Seventy times Seven explores the world of crime syndicate leader and property magnate, Jasper Maryk. A widower, he struggles to keep a promise made to his late wife on her deathbed: a promise to be a more merciful man. When Jasper releases a young associate, Joe, from a large debt, he is insulted by Joe’s aggression toward an impoverished debtor, Louis. Set against the charged backdrop of the 2011 Occupy protests, this neo-noir film explores the inner and relational conflicts of characters struggling with ambition & vengeance, and the outer conflict of a world demanding justice from the powers that be. To get at the themes of revenge and ‘man vs. himself’, Seventy times Seven probes beneath the surface of the central characters: In Jasper, we see a conflict between his magnanimity and hard man image. In Joe, we see a desperate consuming ambition beneath his smooth exterior. Finally, our film is set amidst a global social movement where the masses are asking who the real criminals are, locating them in the hypocrisy of banking and housing systems. We hope the audience will ask similar questions of our characters as the story unfolds.
Based on the parable of the unmerciful servant (Matthew 18:21-35), Seventy times Seven explores the human tendency of overlooking in ourselves the very thing we require from others. We revisit the ideas of mercy, hypocrisy and justice found in the parable through a contemporary look at a chain of human forgiveness, which, tainted by human frailty, quickly unravels into one of entitlement and vengeance.
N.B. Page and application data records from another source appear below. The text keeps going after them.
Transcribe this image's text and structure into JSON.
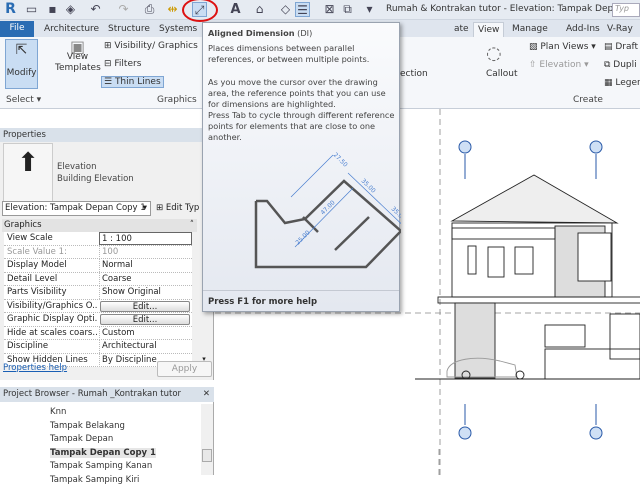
{
  "qat": {
    "logo": "R",
    "title": "Rumah & Kontrakan tutor - Elevation: Tampak Depan...",
    "search_placeholder": "Typ",
    "icons": [
      "open-icon",
      "save-icon",
      "sync-icon",
      "undo-icon",
      "redo-icon",
      "print-icon",
      "measure-icon",
      "aligned-dimension-icon",
      "tag-icon",
      "text-icon",
      "3d-view-icon",
      "section-icon",
      "thin-lines-icon",
      "close-hidden-icon",
      "switch-windows-icon",
      "customize-icon"
    ]
  },
  "tabs": {
    "file": "File",
    "items": [
      "Architecture",
      "Structure",
      "Systems",
      "ate",
      "View",
      "Manage",
      "Add-Ins",
      "V-Ray"
    ],
    "active": "View"
  },
  "ribbon": {
    "modify": "Modify",
    "select": "Select",
    "view_templates_1": "View",
    "view_templates_2": "Templates",
    "visibility": "Visibility/ Graphics",
    "filters": "Filters",
    "thin_lines": "Thin Lines",
    "graphics": "Graphics",
    "section": "ection",
    "callout": "Callout",
    "plan_views": "Plan Views",
    "elevation": "Elevation",
    "drafting": "Draft",
    "duplicate": "Dupli",
    "legends": "Legen",
    "create": "Create"
  },
  "tooltip": {
    "title": "Aligned Dimension",
    "shortcut": "(DI)",
    "p1": "Places dimensions between parallel references, or between multiple points.",
    "p2": "As you move the cursor over the drawing area, the reference points that you can use for dimensions are highlighted.",
    "p3": "Press Tab to cycle through different reference points for elements that are close to one another.",
    "footer": "Press F1 for more help",
    "dims": [
      "27.50",
      "35.00",
      "35.00",
      "47.00",
      "25.00"
    ]
  },
  "properties": {
    "header": "Properties",
    "type1": "Elevation",
    "type2": "Building Elevation",
    "selector": "Elevation: Tampak Depan Copy 1",
    "edit_type": "Edit Typ",
    "group": "Graphics",
    "rows": [
      {
        "k": "View Scale",
        "v": "1 : 100"
      },
      {
        "k": "Scale Value    1:",
        "v": "100"
      },
      {
        "k": "Display Model",
        "v": "Normal"
      },
      {
        "k": "Detail Level",
        "v": "Coarse"
      },
      {
        "k": "Parts Visibility",
        "v": "Show Original"
      },
      {
        "k": "Visibility/Graphics O...",
        "v": "Edit..."
      },
      {
        "k": "Graphic Display Opti...",
        "v": "Edit..."
      },
      {
        "k": "Hide at scales coars...",
        "v": "Custom"
      },
      {
        "k": "Discipline",
        "v": "Architectural"
      },
      {
        "k": "Show Hidden Lines",
        "v": "By Discipline"
      }
    ],
    "help": "Properties help",
    "apply": "Apply"
  },
  "browser": {
    "header": "Project Browser - Rumah _Kontrakan tutor",
    "items": [
      "Knn",
      "Tampak Belakang",
      "Tampak Depan",
      "Tampak Depan Copy 1",
      "Tampak Samping Kanan",
      "Tampak Samping Kiri"
    ],
    "selected": "Tampak Depan Copy 1"
  }
}
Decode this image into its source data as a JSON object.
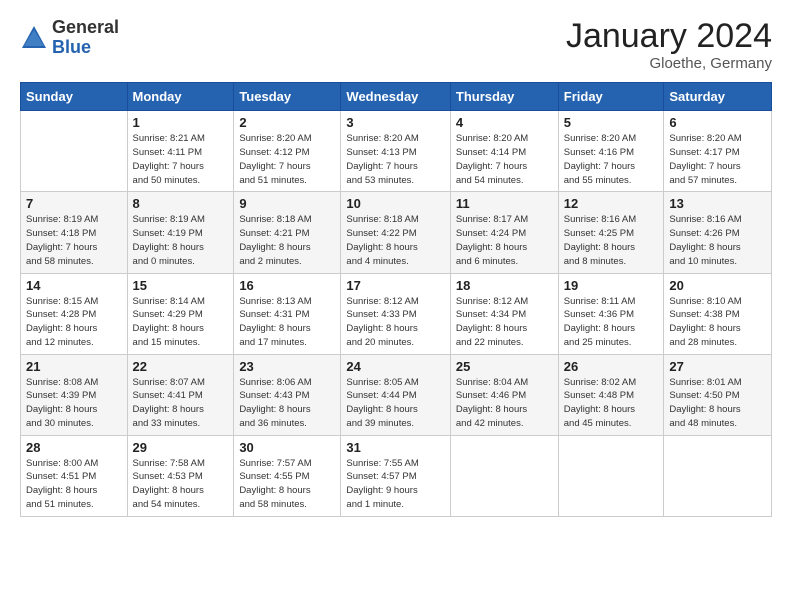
{
  "header": {
    "logo_general": "General",
    "logo_blue": "Blue",
    "month_title": "January 2024",
    "location": "Gloethe, Germany"
  },
  "weekdays": [
    "Sunday",
    "Monday",
    "Tuesday",
    "Wednesday",
    "Thursday",
    "Friday",
    "Saturday"
  ],
  "weeks": [
    [
      {
        "day": "",
        "info": ""
      },
      {
        "day": "1",
        "info": "Sunrise: 8:21 AM\nSunset: 4:11 PM\nDaylight: 7 hours\nand 50 minutes."
      },
      {
        "day": "2",
        "info": "Sunrise: 8:20 AM\nSunset: 4:12 PM\nDaylight: 7 hours\nand 51 minutes."
      },
      {
        "day": "3",
        "info": "Sunrise: 8:20 AM\nSunset: 4:13 PM\nDaylight: 7 hours\nand 53 minutes."
      },
      {
        "day": "4",
        "info": "Sunrise: 8:20 AM\nSunset: 4:14 PM\nDaylight: 7 hours\nand 54 minutes."
      },
      {
        "day": "5",
        "info": "Sunrise: 8:20 AM\nSunset: 4:16 PM\nDaylight: 7 hours\nand 55 minutes."
      },
      {
        "day": "6",
        "info": "Sunrise: 8:20 AM\nSunset: 4:17 PM\nDaylight: 7 hours\nand 57 minutes."
      }
    ],
    [
      {
        "day": "7",
        "info": "Sunrise: 8:19 AM\nSunset: 4:18 PM\nDaylight: 7 hours\nand 58 minutes."
      },
      {
        "day": "8",
        "info": "Sunrise: 8:19 AM\nSunset: 4:19 PM\nDaylight: 8 hours\nand 0 minutes."
      },
      {
        "day": "9",
        "info": "Sunrise: 8:18 AM\nSunset: 4:21 PM\nDaylight: 8 hours\nand 2 minutes."
      },
      {
        "day": "10",
        "info": "Sunrise: 8:18 AM\nSunset: 4:22 PM\nDaylight: 8 hours\nand 4 minutes."
      },
      {
        "day": "11",
        "info": "Sunrise: 8:17 AM\nSunset: 4:24 PM\nDaylight: 8 hours\nand 6 minutes."
      },
      {
        "day": "12",
        "info": "Sunrise: 8:16 AM\nSunset: 4:25 PM\nDaylight: 8 hours\nand 8 minutes."
      },
      {
        "day": "13",
        "info": "Sunrise: 8:16 AM\nSunset: 4:26 PM\nDaylight: 8 hours\nand 10 minutes."
      }
    ],
    [
      {
        "day": "14",
        "info": "Sunrise: 8:15 AM\nSunset: 4:28 PM\nDaylight: 8 hours\nand 12 minutes."
      },
      {
        "day": "15",
        "info": "Sunrise: 8:14 AM\nSunset: 4:29 PM\nDaylight: 8 hours\nand 15 minutes."
      },
      {
        "day": "16",
        "info": "Sunrise: 8:13 AM\nSunset: 4:31 PM\nDaylight: 8 hours\nand 17 minutes."
      },
      {
        "day": "17",
        "info": "Sunrise: 8:12 AM\nSunset: 4:33 PM\nDaylight: 8 hours\nand 20 minutes."
      },
      {
        "day": "18",
        "info": "Sunrise: 8:12 AM\nSunset: 4:34 PM\nDaylight: 8 hours\nand 22 minutes."
      },
      {
        "day": "19",
        "info": "Sunrise: 8:11 AM\nSunset: 4:36 PM\nDaylight: 8 hours\nand 25 minutes."
      },
      {
        "day": "20",
        "info": "Sunrise: 8:10 AM\nSunset: 4:38 PM\nDaylight: 8 hours\nand 28 minutes."
      }
    ],
    [
      {
        "day": "21",
        "info": "Sunrise: 8:08 AM\nSunset: 4:39 PM\nDaylight: 8 hours\nand 30 minutes."
      },
      {
        "day": "22",
        "info": "Sunrise: 8:07 AM\nSunset: 4:41 PM\nDaylight: 8 hours\nand 33 minutes."
      },
      {
        "day": "23",
        "info": "Sunrise: 8:06 AM\nSunset: 4:43 PM\nDaylight: 8 hours\nand 36 minutes."
      },
      {
        "day": "24",
        "info": "Sunrise: 8:05 AM\nSunset: 4:44 PM\nDaylight: 8 hours\nand 39 minutes."
      },
      {
        "day": "25",
        "info": "Sunrise: 8:04 AM\nSunset: 4:46 PM\nDaylight: 8 hours\nand 42 minutes."
      },
      {
        "day": "26",
        "info": "Sunrise: 8:02 AM\nSunset: 4:48 PM\nDaylight: 8 hours\nand 45 minutes."
      },
      {
        "day": "27",
        "info": "Sunrise: 8:01 AM\nSunset: 4:50 PM\nDaylight: 8 hours\nand 48 minutes."
      }
    ],
    [
      {
        "day": "28",
        "info": "Sunrise: 8:00 AM\nSunset: 4:51 PM\nDaylight: 8 hours\nand 51 minutes."
      },
      {
        "day": "29",
        "info": "Sunrise: 7:58 AM\nSunset: 4:53 PM\nDaylight: 8 hours\nand 54 minutes."
      },
      {
        "day": "30",
        "info": "Sunrise: 7:57 AM\nSunset: 4:55 PM\nDaylight: 8 hours\nand 58 minutes."
      },
      {
        "day": "31",
        "info": "Sunrise: 7:55 AM\nSunset: 4:57 PM\nDaylight: 9 hours\nand 1 minute."
      },
      {
        "day": "",
        "info": ""
      },
      {
        "day": "",
        "info": ""
      },
      {
        "day": "",
        "info": ""
      }
    ]
  ]
}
The echo of St. Peter’s ancient question to Jesus, “How many times do I forgive?” reverberates through the inner conflict of our 21st century protagonist (Jasper) and his opposing force (Joe). Equally, amidst the Occupy social movement, we explore a setting laden with the tension of wrongdoing and recrimination together with a third character, (Louis) who wants freedom from debt and control, but falls victim along the way. Our film preserves the essence of the parable whilst giving a fresh response to what motivates the story’s characters. By humanizing the master figure as a conflicted man we hope to not only add rich, relatable complexity to his character, but illustrate (1) the universal human conflict we all face in deciding to forgive and (2) the power of grace, by observing what happens when it is neglected.